showers overnight continue into the morning across parts of scotland and northern ireland in particular. all linked into an area of low pressure pushing across northern scotland. as it clears away however into the morning there is a slight tightening of isobars and that means that winds strengthening a little bit during the morning rush hour. northern england, northern ireland, central southern scotland in particular. could see wind touch 40, 50 miles per hour. there could be a few restrictions on the bridges and maybe on some of the ferry services, but the further north
you are across scotland, the lighter winds to start the day. still some showers around among central and western areas. nowhere near as heavy as we saw through sunday. a few showers maybe just catch you during morning rush hour in northern ireland and northern parts of england but again they should be lighter than we saw during yesterday. further south, only isolated showers, the vast majority will be dry. a bit of cloud in places and there will be sunshine breaking through. a blustery wind but we will see more in the way of sunshine break through that cloud as we head into the afternoon, particularly through southern and eastern areas. by the afternoon, very few showers around, mainly in the western parts of scotland and north—western england. by and large, a much drier and brighter day then we saw through sunday. with the wind coming in from the west, 1a, 15 degrees in some western coasts today but the eastern coast could hit 19 to 21 degrees. most finish the day on a dry note with clear skies around. winds lighter through monday evening into tuesday morning. it could lead to a few mist and fog patches, little bit cooler in places compared to the last few nights.

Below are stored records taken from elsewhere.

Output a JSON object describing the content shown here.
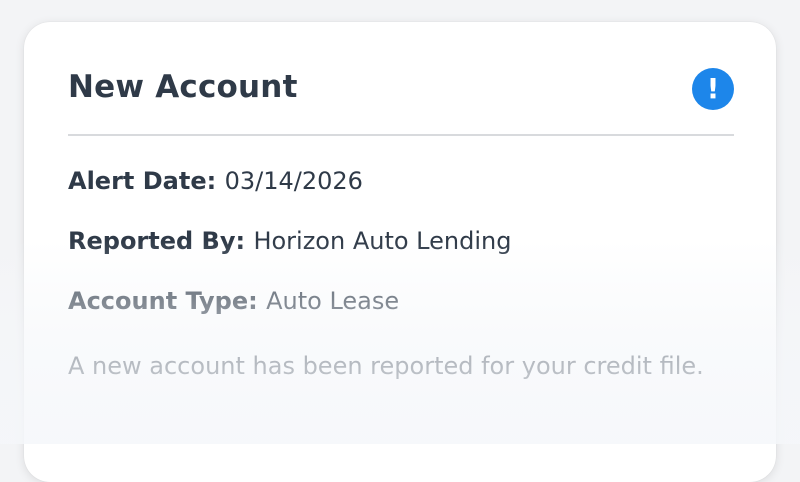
{
  "card": {
    "title": "New Account",
    "alert_icon": "!",
    "icon_color": "#1d86ea",
    "fields": [
      {
        "label": "Alert Date:",
        "value": "03/14/2026"
      },
      {
        "label": "Reported By:",
        "value": "Horizon Auto Lending"
      },
      {
        "label": "Account Type:",
        "value": "Auto Lease"
      }
    ],
    "description": "A new account has been reported for your credit file."
  }
}
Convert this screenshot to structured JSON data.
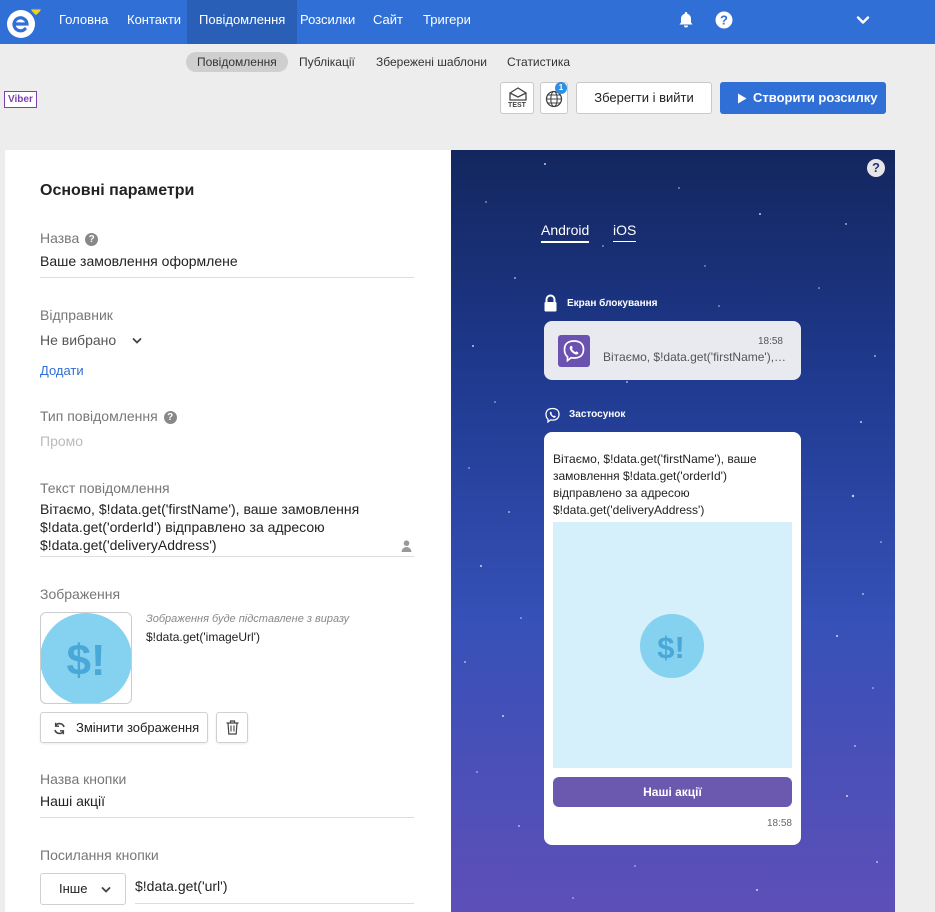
{
  "nav": {
    "items": [
      "Головна",
      "Контакти",
      "Повідомлення",
      "Розсилки",
      "Сайт",
      "Тригери"
    ],
    "active": "Повідомлення",
    "icons": [
      "bell-icon",
      "help-icon",
      "chevron-down-icon"
    ]
  },
  "subnav": {
    "items": [
      "Повідомлення",
      "Публікації",
      "Збережені шаблони",
      "Статистика"
    ],
    "active": "Повідомлення"
  },
  "toolbar": {
    "channel_tag": "Viber",
    "test_label": "TEST",
    "badge_count": "1",
    "save_label": "Зберегти і вийти",
    "create_label": "Створити розсилку"
  },
  "form": {
    "title": "Основні параметри",
    "name_label": "Назва",
    "name_value": "Ваше замовлення оформлене",
    "sender_label": "Відправник",
    "sender_value": "Не вибрано",
    "add_link": "Додати",
    "type_label": "Тип повідомлення",
    "type_value": "Промо",
    "text_label": "Текст повідомлення",
    "text_value": "Вітаємо, $!data.get('firstName'), ваше замовлення $!data.get('orderId') відправлено за адресою $!data.get('deliveryAddress')",
    "image_label": "Зображення",
    "image_hint": "Зображення буде підставлене з виразу",
    "image_expr": "$!data.get('imageUrl')",
    "change_image": "Змінити зображення",
    "button_name_label": "Назва кнопки",
    "button_name_value": "Наші акції",
    "button_link_label": "Посилання кнопки",
    "button_link_type": "Інше",
    "button_link_value": "$!data.get('url')"
  },
  "preview": {
    "tabs": [
      "Android",
      "iOS"
    ],
    "active_tab": "Android",
    "lock_label": "Екран блокування",
    "lock_time": "18:58",
    "lock_text": "Вітаємо, $!data.get('firstName'), ваше замовлення $!data.get('orderId')",
    "app_label": "Застосунок",
    "app_text": "Вітаємо, $!data.get('firstName'), ваше замовлення $!data.get('orderId') відправлено за адресою $!data.get('deliveryAddress')",
    "app_button": "Наші акції",
    "app_time": "18:58"
  },
  "placeholder_glyph": "$!",
  "colors": {
    "nav_bg": "#2f6fd6",
    "primary": "#2f6fd6",
    "viber_purple": "#6b59b0",
    "image_placeholder": "#84d1f0"
  }
}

into tuesday morning we see cloud return to parts of northern ireland and western scotland, western parts of england and wales threatening patches of rain and drizzle. all linked into these weather fronts. but they are running to an area of high pressure which is trying to expand across the country. what that tends to do is squeeze out the weather fronts a little bit. not a huge amount of wet weather around, maybe the odd heavy shower in scotland, occasional light rain or drizzle in parts of northern ireland and the far north—west of england. most will be dry. we will see hazy sunshine in places, could hit 18 or 19 degrees again in north—eastern parts of scotland. the temperatures rise in the south—east, 20—23 possible. into wednesday, there are southerly winds touching gale force in the highlands and ireland. rain to come here. hazy sunshine, but dry day for most of us on wednesday and by this stage the warmest day of the week. it could see 20—22 across eastern scotland, possibly 26 or 27 in the south—east corner. that is the warmest day of the week. it will turn cooler
through the rest of the week. the breeze returns as well and patchy rain mainly limited to the north and west. a small risk on thursday morning of thunderstorms in the south east. welcome to bbc news, broadcasting to viewers in north america and around the globe. i'm duncan golestani. our top stories: britain's prime minister — theresa may — appoints her new cabinet and insists its business as usual. what i am feeling is that actually there is a job to be done. and i think what the public want is to ensure that the government is getting on with the job. momentum for macron — the french president looks set for a landslide victory in the country's parliamentary elections. president duterte denies asking the us to help fight islamist militants — as philippine troops struggle to recapture the city of marawi. chanting: this is what democracy